Quiet enjoyment refers to the right of an occupant of real property, particularly of a residence, to enjoy and use premises in peace and without interference. Quiet enjoyment is often an implied condition in a lease. "Quiet" is not restricted to an absence of noise; it has been interpreted as "uninterrupted". A tenant's remedies for breach of his/her quiet enjoyment are damages and injunction.

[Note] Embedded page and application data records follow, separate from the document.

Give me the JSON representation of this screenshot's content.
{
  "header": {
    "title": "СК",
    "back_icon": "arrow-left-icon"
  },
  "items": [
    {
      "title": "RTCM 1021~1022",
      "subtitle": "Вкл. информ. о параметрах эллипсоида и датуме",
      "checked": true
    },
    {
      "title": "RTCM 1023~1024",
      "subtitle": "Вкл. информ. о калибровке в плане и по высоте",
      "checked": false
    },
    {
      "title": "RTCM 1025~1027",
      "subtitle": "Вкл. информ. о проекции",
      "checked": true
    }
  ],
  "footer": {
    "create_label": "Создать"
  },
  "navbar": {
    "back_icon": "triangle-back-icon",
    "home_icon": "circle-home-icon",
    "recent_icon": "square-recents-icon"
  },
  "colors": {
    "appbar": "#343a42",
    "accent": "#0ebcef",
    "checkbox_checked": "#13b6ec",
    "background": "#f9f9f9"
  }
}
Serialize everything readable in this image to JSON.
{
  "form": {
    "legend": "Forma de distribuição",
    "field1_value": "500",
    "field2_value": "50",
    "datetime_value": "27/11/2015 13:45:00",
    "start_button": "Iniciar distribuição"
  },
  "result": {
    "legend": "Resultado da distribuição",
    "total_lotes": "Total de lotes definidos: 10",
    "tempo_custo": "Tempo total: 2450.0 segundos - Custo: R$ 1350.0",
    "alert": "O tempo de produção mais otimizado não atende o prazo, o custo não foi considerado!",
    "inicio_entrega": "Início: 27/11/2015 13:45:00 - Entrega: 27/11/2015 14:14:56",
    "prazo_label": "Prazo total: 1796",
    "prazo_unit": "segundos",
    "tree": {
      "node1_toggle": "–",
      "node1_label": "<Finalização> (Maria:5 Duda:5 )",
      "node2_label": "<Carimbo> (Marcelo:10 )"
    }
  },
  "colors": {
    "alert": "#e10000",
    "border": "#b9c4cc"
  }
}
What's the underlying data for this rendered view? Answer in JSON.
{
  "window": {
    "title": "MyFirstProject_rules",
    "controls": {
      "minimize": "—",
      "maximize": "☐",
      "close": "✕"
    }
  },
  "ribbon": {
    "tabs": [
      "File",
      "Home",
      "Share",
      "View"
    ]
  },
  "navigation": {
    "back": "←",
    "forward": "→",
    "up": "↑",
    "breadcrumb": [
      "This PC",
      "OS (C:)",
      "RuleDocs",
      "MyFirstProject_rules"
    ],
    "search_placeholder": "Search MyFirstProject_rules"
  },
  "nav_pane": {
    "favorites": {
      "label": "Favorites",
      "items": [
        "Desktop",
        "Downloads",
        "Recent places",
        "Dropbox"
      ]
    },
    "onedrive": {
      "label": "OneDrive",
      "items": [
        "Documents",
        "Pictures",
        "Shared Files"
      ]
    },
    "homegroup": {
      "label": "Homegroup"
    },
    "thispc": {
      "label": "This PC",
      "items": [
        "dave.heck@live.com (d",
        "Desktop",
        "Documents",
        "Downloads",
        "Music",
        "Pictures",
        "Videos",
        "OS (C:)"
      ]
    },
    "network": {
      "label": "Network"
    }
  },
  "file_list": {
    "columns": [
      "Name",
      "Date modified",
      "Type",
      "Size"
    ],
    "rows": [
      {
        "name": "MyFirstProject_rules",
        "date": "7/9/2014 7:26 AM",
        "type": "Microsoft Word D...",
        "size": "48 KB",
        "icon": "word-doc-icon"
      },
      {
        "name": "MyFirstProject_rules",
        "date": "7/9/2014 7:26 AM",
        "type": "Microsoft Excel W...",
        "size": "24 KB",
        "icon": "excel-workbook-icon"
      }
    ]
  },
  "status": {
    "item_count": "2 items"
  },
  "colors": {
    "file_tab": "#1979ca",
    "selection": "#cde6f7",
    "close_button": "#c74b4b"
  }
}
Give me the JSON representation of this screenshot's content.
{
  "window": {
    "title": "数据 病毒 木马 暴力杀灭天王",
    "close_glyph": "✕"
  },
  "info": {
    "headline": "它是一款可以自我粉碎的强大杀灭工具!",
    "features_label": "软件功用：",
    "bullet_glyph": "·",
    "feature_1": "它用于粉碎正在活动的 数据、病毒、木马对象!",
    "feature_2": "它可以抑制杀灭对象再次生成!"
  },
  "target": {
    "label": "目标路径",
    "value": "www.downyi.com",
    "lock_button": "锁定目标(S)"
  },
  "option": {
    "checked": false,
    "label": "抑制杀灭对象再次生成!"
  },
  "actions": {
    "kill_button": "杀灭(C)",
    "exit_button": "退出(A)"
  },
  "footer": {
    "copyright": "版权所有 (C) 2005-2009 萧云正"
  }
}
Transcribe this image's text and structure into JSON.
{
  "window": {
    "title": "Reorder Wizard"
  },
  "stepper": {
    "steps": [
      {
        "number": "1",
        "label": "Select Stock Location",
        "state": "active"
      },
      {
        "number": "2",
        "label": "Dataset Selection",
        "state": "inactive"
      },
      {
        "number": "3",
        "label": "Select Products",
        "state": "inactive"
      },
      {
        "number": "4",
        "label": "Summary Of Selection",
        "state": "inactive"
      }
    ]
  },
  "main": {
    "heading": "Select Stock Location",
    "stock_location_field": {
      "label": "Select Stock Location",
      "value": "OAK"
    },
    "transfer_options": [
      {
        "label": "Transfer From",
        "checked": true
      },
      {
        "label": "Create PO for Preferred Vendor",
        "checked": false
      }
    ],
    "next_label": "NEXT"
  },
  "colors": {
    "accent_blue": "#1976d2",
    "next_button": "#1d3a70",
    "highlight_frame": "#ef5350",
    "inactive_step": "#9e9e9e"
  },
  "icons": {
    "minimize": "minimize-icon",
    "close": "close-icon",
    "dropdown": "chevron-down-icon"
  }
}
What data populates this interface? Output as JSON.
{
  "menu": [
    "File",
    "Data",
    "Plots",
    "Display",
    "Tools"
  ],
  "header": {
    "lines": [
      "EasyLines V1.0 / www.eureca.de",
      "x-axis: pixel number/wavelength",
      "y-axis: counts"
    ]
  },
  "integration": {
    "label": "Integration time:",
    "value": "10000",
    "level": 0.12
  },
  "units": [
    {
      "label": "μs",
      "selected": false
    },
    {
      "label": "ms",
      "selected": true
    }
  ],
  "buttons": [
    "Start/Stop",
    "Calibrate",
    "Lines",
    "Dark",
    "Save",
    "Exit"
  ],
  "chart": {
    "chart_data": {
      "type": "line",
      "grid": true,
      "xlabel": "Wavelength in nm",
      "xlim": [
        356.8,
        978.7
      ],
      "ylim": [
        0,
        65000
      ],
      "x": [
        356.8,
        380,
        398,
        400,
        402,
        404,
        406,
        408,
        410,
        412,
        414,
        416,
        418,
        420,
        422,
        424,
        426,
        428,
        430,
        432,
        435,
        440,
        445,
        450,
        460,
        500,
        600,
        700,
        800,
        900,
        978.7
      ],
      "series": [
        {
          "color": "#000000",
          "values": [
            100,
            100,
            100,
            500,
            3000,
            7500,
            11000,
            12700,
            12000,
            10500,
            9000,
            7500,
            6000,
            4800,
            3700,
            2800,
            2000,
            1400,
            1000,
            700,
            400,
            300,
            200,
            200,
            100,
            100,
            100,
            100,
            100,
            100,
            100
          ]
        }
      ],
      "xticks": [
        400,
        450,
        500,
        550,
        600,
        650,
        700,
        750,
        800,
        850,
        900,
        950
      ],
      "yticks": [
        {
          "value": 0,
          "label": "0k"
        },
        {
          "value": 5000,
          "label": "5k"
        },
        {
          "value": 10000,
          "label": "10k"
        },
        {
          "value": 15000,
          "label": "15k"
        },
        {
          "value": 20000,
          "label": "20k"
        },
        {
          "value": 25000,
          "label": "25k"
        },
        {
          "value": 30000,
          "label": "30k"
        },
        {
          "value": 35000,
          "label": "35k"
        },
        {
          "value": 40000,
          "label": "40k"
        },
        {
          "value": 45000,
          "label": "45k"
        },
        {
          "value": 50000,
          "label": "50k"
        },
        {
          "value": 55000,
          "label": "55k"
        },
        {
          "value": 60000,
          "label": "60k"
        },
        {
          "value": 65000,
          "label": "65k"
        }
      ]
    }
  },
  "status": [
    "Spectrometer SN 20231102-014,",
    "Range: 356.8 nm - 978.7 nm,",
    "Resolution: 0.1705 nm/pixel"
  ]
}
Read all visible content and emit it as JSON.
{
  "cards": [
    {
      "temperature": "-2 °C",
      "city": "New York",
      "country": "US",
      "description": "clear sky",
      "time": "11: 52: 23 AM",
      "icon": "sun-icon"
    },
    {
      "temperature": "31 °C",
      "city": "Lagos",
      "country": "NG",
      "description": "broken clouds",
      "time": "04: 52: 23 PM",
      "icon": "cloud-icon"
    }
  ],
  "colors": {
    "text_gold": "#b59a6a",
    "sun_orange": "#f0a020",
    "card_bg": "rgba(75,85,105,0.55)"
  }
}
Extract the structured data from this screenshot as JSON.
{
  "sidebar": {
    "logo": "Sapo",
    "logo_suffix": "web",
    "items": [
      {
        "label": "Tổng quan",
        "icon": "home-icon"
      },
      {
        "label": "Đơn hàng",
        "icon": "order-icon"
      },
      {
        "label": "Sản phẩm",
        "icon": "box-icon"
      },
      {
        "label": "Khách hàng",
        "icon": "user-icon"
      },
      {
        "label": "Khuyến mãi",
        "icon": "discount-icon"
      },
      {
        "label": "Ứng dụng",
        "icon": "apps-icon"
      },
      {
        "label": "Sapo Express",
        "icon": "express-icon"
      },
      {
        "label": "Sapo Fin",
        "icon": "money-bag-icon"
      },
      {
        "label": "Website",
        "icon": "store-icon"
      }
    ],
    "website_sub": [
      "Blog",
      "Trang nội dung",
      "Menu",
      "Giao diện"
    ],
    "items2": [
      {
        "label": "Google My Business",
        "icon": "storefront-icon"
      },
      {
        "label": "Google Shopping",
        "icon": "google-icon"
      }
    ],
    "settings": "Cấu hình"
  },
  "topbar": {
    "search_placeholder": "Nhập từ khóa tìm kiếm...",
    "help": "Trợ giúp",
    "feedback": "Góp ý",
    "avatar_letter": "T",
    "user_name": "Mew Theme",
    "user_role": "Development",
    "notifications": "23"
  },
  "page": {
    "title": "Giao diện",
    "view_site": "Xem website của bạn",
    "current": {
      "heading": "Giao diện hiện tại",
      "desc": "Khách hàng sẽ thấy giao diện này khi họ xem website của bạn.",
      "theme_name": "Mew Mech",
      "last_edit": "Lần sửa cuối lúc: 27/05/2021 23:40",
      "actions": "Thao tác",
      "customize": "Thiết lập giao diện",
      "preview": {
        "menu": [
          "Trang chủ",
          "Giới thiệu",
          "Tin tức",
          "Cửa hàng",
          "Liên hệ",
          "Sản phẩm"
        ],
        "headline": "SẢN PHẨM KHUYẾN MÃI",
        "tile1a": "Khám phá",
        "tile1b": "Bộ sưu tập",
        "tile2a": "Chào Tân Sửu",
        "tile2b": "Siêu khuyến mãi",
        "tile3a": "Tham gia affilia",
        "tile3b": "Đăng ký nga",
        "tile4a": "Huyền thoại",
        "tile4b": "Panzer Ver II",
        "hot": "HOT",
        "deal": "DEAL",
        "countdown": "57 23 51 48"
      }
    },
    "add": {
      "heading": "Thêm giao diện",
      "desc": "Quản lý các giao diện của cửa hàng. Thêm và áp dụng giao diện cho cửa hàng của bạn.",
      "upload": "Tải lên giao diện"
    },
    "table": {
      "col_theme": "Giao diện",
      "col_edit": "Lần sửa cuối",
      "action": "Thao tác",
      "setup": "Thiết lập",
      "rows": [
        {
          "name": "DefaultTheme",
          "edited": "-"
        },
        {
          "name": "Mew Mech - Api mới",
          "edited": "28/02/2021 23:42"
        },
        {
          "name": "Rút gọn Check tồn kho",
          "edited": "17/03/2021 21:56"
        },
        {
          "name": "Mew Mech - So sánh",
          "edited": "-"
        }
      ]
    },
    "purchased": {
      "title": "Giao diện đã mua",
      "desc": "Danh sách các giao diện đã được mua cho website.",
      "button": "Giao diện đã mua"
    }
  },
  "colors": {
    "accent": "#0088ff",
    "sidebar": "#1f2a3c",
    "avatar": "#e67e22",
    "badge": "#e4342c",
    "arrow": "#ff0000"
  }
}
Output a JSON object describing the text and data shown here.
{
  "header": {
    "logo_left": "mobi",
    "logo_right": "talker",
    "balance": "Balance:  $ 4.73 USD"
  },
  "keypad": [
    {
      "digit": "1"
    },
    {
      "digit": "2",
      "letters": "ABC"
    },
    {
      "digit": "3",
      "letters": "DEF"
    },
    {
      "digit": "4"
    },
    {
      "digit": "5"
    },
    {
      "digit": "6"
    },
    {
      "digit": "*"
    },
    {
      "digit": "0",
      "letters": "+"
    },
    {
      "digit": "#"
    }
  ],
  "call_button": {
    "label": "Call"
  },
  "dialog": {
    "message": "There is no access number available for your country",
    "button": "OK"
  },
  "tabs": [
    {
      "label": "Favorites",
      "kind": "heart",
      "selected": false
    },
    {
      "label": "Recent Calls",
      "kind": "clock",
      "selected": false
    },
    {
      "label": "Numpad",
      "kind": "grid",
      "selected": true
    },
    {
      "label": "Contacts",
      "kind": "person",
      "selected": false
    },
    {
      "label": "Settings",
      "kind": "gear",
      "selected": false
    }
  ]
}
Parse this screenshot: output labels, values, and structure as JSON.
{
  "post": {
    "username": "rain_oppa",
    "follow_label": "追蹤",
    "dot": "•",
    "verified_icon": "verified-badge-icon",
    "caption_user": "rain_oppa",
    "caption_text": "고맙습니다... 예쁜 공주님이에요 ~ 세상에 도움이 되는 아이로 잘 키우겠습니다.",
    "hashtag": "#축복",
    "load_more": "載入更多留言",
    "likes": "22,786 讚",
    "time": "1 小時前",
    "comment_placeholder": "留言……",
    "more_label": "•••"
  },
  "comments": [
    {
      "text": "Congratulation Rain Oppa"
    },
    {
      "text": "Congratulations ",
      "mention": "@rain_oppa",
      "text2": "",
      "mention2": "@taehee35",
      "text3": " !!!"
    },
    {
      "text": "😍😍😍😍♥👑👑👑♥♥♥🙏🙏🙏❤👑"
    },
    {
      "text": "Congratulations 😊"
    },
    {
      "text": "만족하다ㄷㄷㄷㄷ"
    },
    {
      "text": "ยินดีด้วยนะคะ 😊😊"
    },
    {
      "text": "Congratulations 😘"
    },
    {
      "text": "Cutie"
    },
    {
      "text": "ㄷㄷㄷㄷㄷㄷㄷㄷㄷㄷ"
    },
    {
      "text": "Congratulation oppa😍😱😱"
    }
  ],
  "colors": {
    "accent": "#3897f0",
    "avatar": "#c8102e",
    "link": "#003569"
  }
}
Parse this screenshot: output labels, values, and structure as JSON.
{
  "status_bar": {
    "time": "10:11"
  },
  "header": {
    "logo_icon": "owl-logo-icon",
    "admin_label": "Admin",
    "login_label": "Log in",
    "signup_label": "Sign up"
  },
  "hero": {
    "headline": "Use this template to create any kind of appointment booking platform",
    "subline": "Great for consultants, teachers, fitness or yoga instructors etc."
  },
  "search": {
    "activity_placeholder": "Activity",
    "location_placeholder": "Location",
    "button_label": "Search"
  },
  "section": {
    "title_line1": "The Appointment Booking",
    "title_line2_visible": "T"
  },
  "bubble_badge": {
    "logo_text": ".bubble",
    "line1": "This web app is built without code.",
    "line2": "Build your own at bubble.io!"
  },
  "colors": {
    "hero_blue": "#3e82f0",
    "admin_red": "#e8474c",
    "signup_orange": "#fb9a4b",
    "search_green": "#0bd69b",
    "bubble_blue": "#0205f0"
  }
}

Quiet enjoyment is a common law concept, which case law has given its definition. Even without rising to the level of a constructive eviction and requiring the tenant to vacate the premises, such interferences may deprive the tenant of expectations under the lease and reduce the value of the lease, requiring an award of compensatory damages. Moreover, under modern business conditions, there is no reason why a lessee, after establishing itself on the leased premises, should be forced to await eviction by the lessor or surrender the premises, often at great loss, before claiming a breach of the covenant for interference with the use and possession of the premises that doesn't rise to the level of a total eviction.